The special issue covers topics ranging from Earth’s oceans to the subsurface oceans on icy moons such as Europa and Enceladus. Ocean science on Earth provides fundamental knowledge on how these bodies of water can become habitable for life as we know it, and whether or not environments for life could persist in the Solar System on worlds other than Earth.
The Special Issue on “Oceans Across the Solar System,” (2022) Oceanography, Volume 35, Number 1, can be found at: https://tos.org/oceanography/issue
Ocean Worlds are a focus of research concerning the potential for past or present life in the Solar System, and are some of the main locations of interest for upcoming NASA missions. Jupiter’s moon Europa is covered in an icy shell, but when NASA’s two Voyager spacecraft flew past in 1979, data from the mission gave scientists on Earth the first hint that Europa was hiding an ocean of liquid water beneath its surface. In 1989, the Space Shuttle Atlantis lifted NASA’s Galileo mission off of the Earth. Galileo went on to explore the Jovian system and provided further evidence for a subsurface ocean on Europa. Galileo’s closes approach to Europa came in 2000, when the spacecraft passed within 351 kilometers of the moon’s surface.
Recently, NASA’s Juno mission provided the first close-up view of Europa since Galileo. While studying the planet Jupiter, Juno is also providing astrobiologists with data about Europa’s geology. This data will help in the design of future missions. Currently, NASA’s Europa Clipper is set to launch in 2024 and will study the moon’s atmosphere, surface, and interior.

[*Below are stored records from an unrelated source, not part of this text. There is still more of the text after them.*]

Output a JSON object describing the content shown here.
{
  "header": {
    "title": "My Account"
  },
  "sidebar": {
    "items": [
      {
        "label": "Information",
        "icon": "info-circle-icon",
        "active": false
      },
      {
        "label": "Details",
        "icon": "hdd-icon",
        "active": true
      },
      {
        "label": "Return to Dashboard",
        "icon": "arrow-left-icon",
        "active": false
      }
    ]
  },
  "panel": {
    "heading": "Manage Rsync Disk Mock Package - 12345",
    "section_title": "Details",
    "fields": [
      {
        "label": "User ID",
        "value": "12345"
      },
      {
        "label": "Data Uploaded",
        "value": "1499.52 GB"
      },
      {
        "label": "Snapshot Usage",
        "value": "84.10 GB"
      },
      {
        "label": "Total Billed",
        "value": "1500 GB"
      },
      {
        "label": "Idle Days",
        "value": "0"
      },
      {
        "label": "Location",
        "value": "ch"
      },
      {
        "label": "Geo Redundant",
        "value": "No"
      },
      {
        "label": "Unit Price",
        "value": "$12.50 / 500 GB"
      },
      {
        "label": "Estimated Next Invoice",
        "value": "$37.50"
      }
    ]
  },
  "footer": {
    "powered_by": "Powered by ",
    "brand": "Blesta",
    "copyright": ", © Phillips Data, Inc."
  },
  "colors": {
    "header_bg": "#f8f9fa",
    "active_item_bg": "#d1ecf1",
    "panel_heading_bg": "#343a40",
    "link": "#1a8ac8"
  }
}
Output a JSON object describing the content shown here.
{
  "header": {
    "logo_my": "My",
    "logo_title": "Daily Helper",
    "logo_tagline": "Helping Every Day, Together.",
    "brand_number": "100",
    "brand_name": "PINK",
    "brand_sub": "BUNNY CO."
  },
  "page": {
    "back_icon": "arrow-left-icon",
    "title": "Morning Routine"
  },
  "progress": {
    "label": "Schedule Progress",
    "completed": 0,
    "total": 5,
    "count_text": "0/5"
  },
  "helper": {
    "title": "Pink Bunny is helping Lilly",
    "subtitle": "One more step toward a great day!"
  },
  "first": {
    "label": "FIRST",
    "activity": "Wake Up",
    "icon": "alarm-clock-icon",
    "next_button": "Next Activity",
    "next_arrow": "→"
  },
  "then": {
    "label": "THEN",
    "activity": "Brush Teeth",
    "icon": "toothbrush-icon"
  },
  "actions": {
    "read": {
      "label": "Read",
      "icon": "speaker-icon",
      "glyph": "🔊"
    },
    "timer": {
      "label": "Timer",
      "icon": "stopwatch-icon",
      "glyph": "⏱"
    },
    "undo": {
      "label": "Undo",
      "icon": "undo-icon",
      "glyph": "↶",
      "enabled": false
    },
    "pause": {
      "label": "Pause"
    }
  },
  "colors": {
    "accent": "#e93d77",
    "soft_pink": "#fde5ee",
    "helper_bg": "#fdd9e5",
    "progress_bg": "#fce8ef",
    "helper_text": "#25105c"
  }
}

Other worlds in the Solar System, such as Saturn’s largest moon Titan and sixth-largest moon Enceladus, could also have reservoirs of liquid water beneath their frozen surfaces. In 2005, NASA’s Cassini spacecraft spotted icy water particles and gas erupting from Enceladus’ surface, and that could originate from a subsurface ocean. The eruptions generate an enormous halo of fine ice dust around Enceladus, which supplies material to Saturn’s E-ring.